TASK STATEMENT: Find every line in the records below that holds the word "codes", and copy it out.

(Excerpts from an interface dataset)
Content starts
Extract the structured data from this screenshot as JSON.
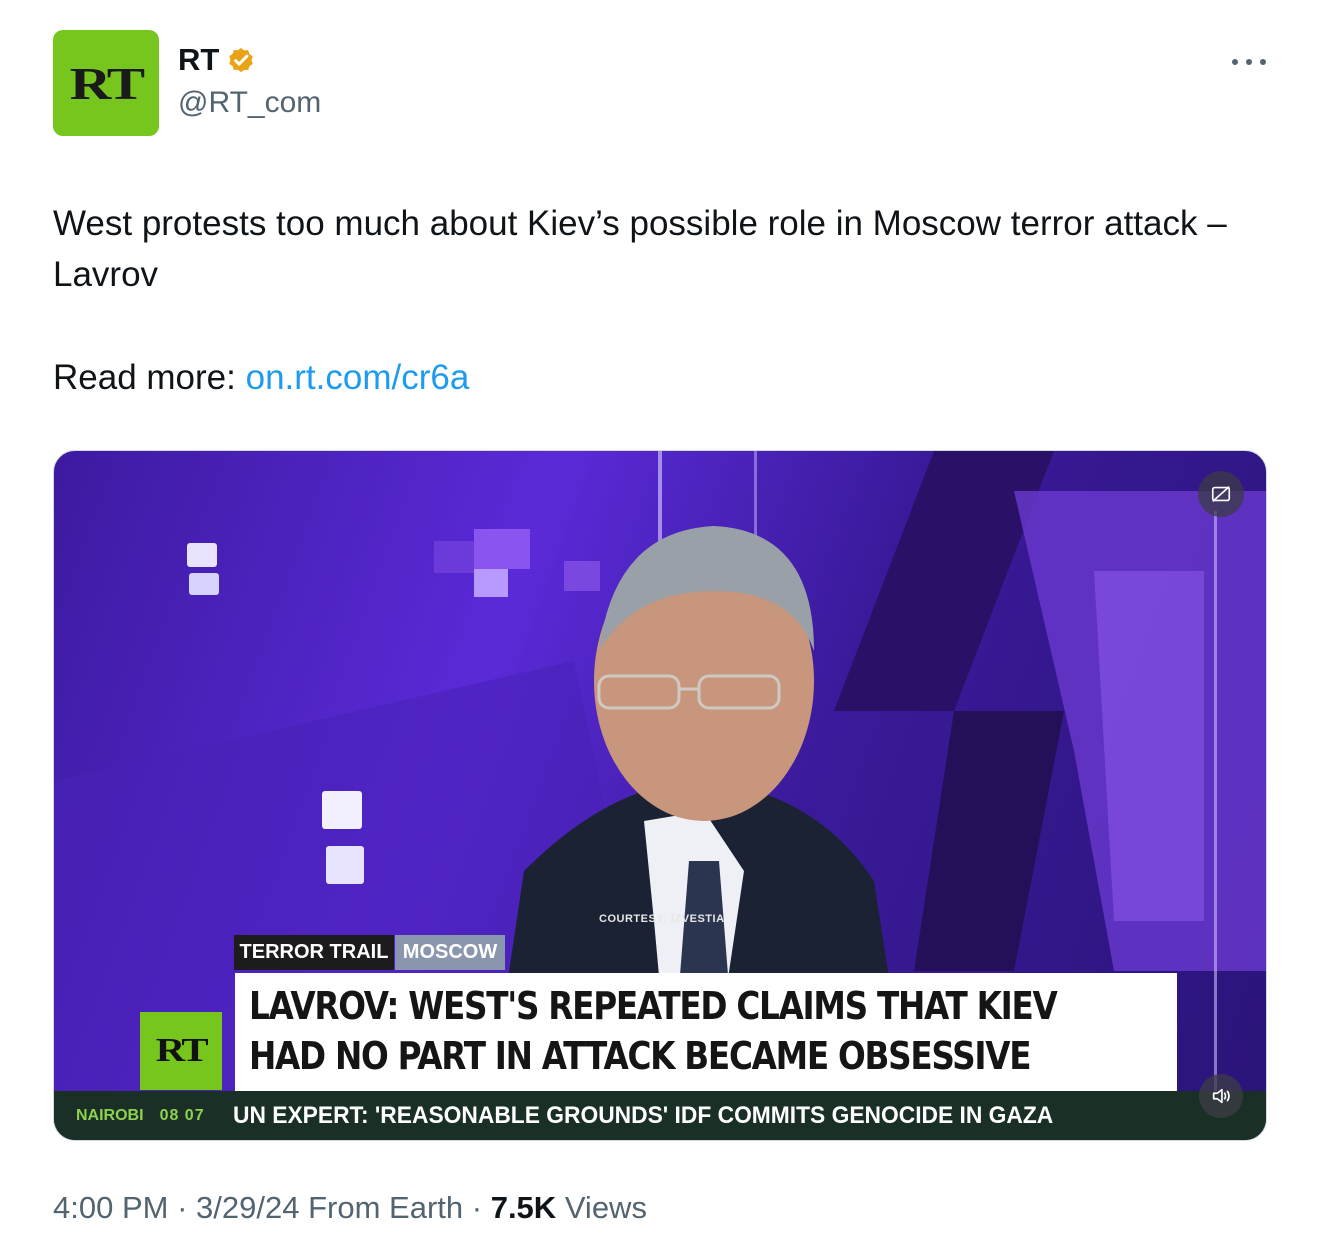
{
  "account": {
    "avatar_text": "RT",
    "name": "RT",
    "handle": "@RT_com",
    "verified_color": "#f4b400",
    "brand_color": "#77c61d"
  },
  "tweet": {
    "text": "West protests too much about Kiev’s possible role in Moscow terror attack – Lavrov",
    "read_more_label": "Read more:",
    "link": "on.rt.com/cr6a"
  },
  "media": {
    "courtesy": "COURTESY: IZVESTIA",
    "tag_primary": "TERROR TRAIL",
    "tag_secondary": "MOSCOW",
    "logo_text": "RT",
    "headline_line1": "LAVROV: WEST'S REPEATED CLAIMS THAT KIEV",
    "headline_line2": "HAD NO PART IN ATTACK BECAME OBSESSIVE",
    "ticker_city": "NAIROBI",
    "ticker_time": "08 07",
    "ticker_news": "UN EXPERT: 'REASONABLE GROUNDS' IDF COMMITS GENOCIDE IN GAZA",
    "captions_icon": "captions-off-icon",
    "volume_icon": "volume-muted-icon"
  },
  "meta": {
    "time": "4:00 PM",
    "date": "3/29/24",
    "source": "From Earth",
    "views_count": "7.5K",
    "views_label": "Views"
  }
}
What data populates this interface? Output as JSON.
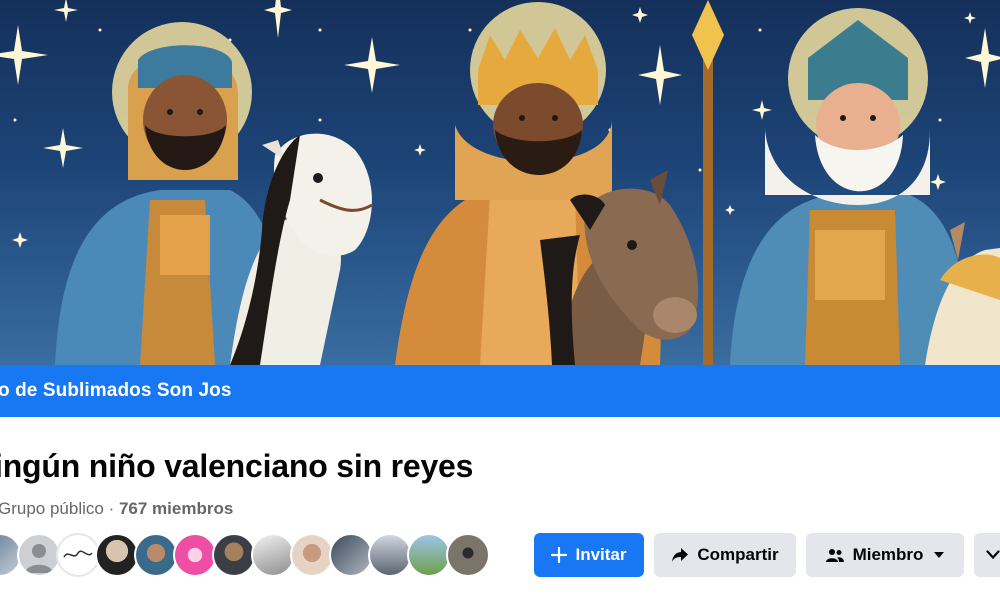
{
  "cover": {
    "description_icons": [
      "star-icon",
      "horse-icon",
      "king-icon"
    ]
  },
  "banner": {
    "text": "o de Sublimados Son Jos"
  },
  "group": {
    "title": "ingún niño valenciano sin reyes",
    "privacy": "Grupo público",
    "separator": " · ",
    "members": "767 miembros"
  },
  "actions": {
    "invite_label": "Invitar",
    "share_label": "Compartir",
    "member_label": "Miembro"
  },
  "colors": {
    "primary": "#1877f2",
    "secondary_bg": "#e4e6eb",
    "muted_text": "#65676b"
  }
}
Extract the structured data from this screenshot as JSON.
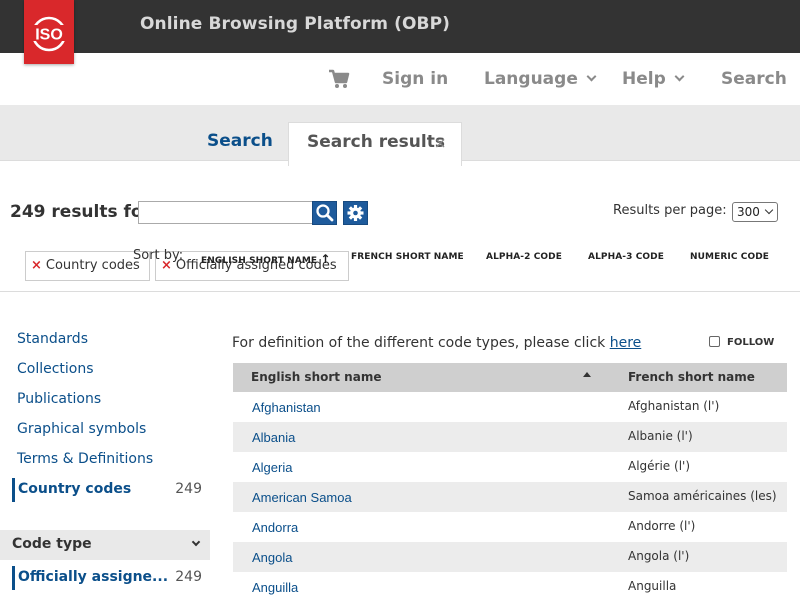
{
  "header": {
    "logo_text": "ISO",
    "app_title": "Online Browsing Platform (OBP)"
  },
  "nav": {
    "cart_icon": "shopping-cart-icon",
    "sign_in": "Sign in",
    "language": "Language",
    "help": "Help",
    "search": "Search"
  },
  "tabs": {
    "search": "Search",
    "results": "Search results",
    "close": "×"
  },
  "results": {
    "count_label": "249 results for",
    "search_value": "",
    "per_page_label": "Results per page:",
    "per_page_value": "300"
  },
  "filters": [
    {
      "label": "Country codes"
    },
    {
      "label": "Officially assigned codes"
    }
  ],
  "sort": {
    "label": "Sort by:",
    "columns": [
      "ENGLISH SHORT NAME",
      "FRENCH SHORT NAME",
      "ALPHA-2 CODE",
      "ALPHA-3 CODE",
      "NUMERIC CODE"
    ],
    "active_indicator": "↑"
  },
  "sidebar": {
    "items": [
      "Standards",
      "Collections",
      "Publications",
      "Graphical symbols",
      "Terms & Definitions"
    ],
    "active": {
      "label": "Country codes",
      "count": "249"
    },
    "facet": {
      "title": "Code type",
      "item": "Officially assigne...",
      "count": "249"
    }
  },
  "main": {
    "definition_text": "For definition of the different code types, please click ",
    "definition_link": "here",
    "follow": "FOLLOW",
    "table": {
      "headers": [
        "English short name",
        "French short name"
      ],
      "rows": [
        {
          "en": "Afghanistan",
          "fr": "Afghanistan (l')"
        },
        {
          "en": "Albania",
          "fr": "Albanie (l')"
        },
        {
          "en": "Algeria",
          "fr": "Algérie (l')"
        },
        {
          "en": "American Samoa",
          "fr": "Samoa américaines (les)"
        },
        {
          "en": "Andorra",
          "fr": "Andorre (l')"
        },
        {
          "en": "Angola",
          "fr": "Angola (l')"
        },
        {
          "en": "Anguilla",
          "fr": "Anguilla"
        }
      ]
    }
  },
  "colors": {
    "brand_red": "#d9282b",
    "topbar": "#333333",
    "link_blue": "#0b4f8a"
  }
}
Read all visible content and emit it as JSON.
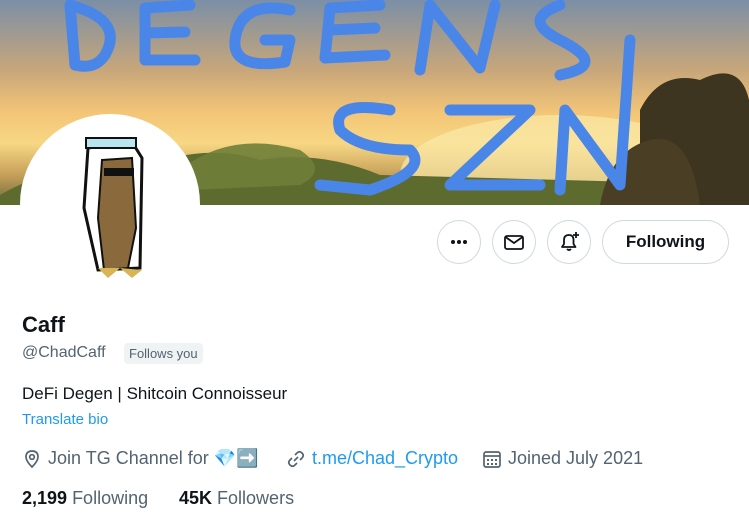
{
  "banner": {
    "text_line1": "DEGEN",
    "text_line2": "SZN"
  },
  "profile": {
    "name": "Caff",
    "handle": "@ChadCaff",
    "follows_you": "Follows you",
    "bio": "DeFi Degen | Shitcoin Connoisseur",
    "translate_bio": "Translate bio",
    "location": "Join TG Channel for",
    "location_emojis": "💎➡️",
    "url": "t.me/Chad_Crypto",
    "joined": "Joined July 2021"
  },
  "actions": {
    "following_label": "Following"
  },
  "stats": {
    "following_count": "2,199",
    "following_label": "Following",
    "followers_count": "45K",
    "followers_label": "Followers"
  },
  "colors": {
    "accent": "#1d9bf0",
    "banner_text": "#4a86e8"
  },
  "icons": [
    "more-icon",
    "mail-icon",
    "bell-plus-icon",
    "location-icon",
    "link-icon",
    "calendar-icon"
  ]
}
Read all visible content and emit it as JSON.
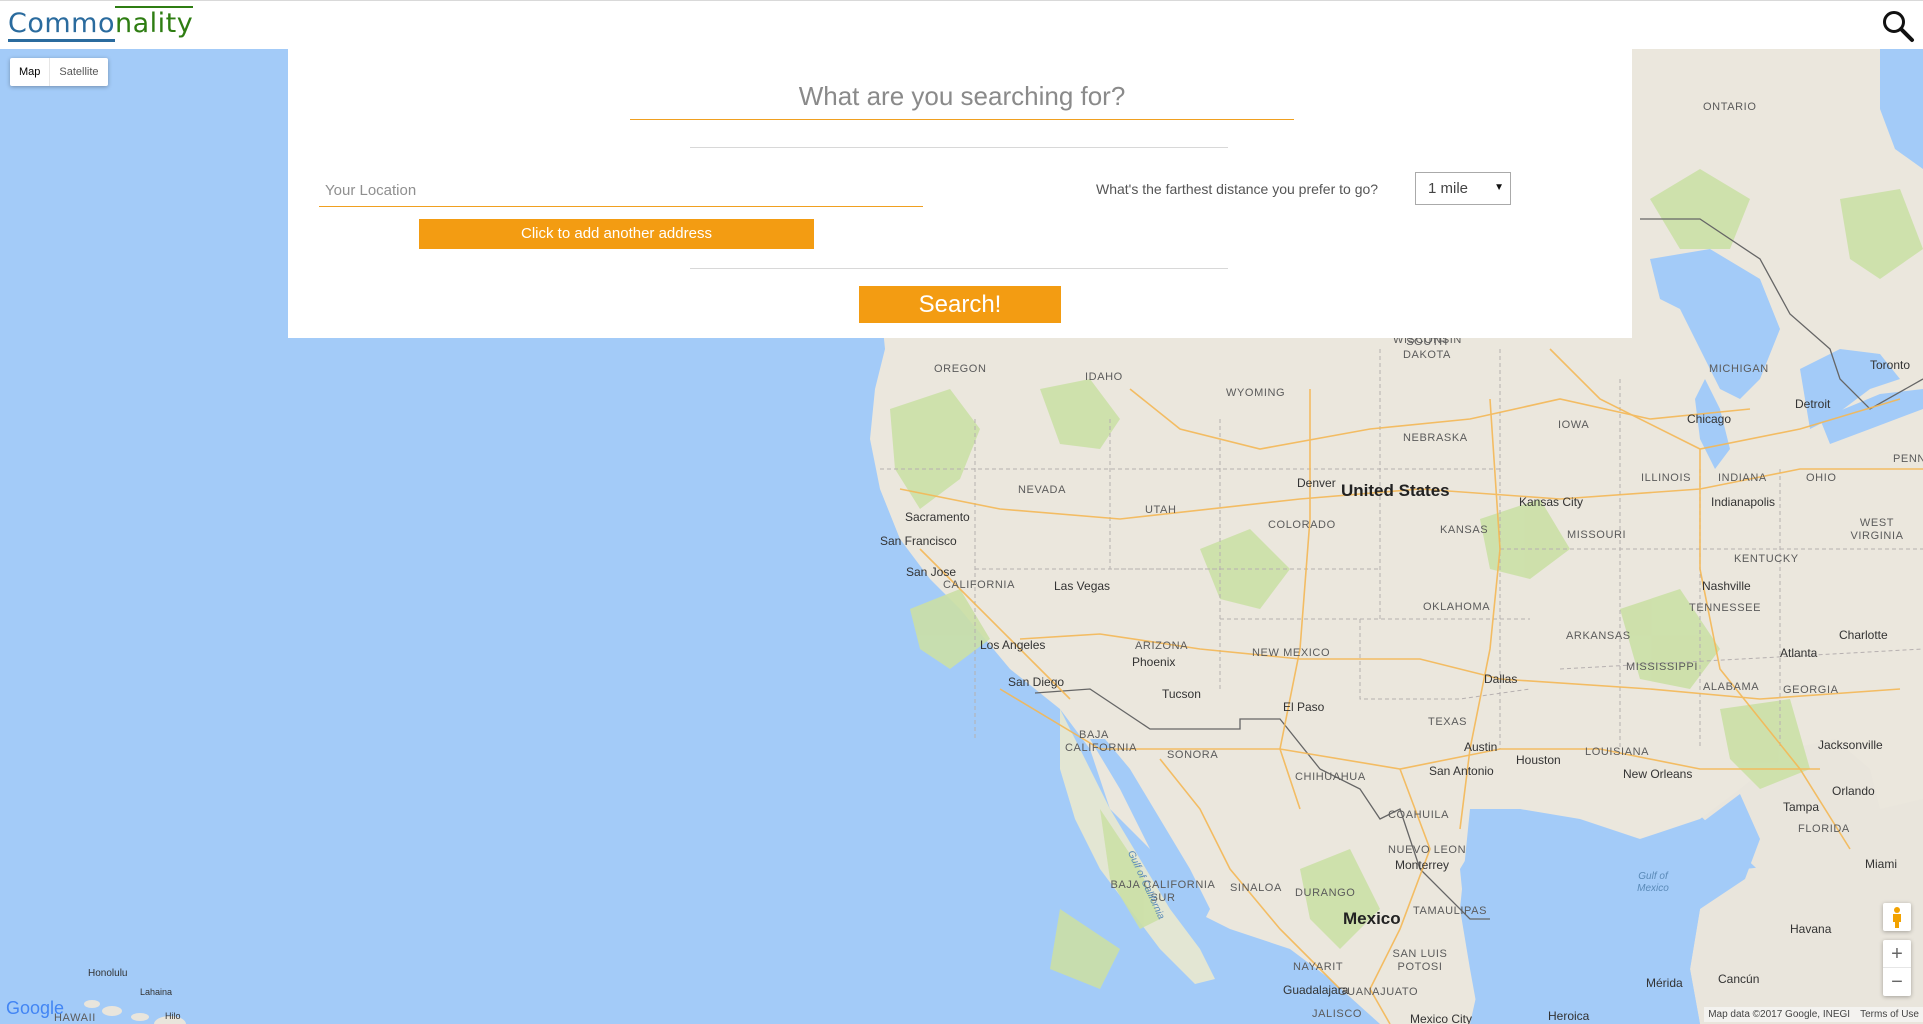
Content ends
ANSWER SPACE:
      "label": "Country codes"
      "label": "Officially assigned codes"
      "label": "Country codes",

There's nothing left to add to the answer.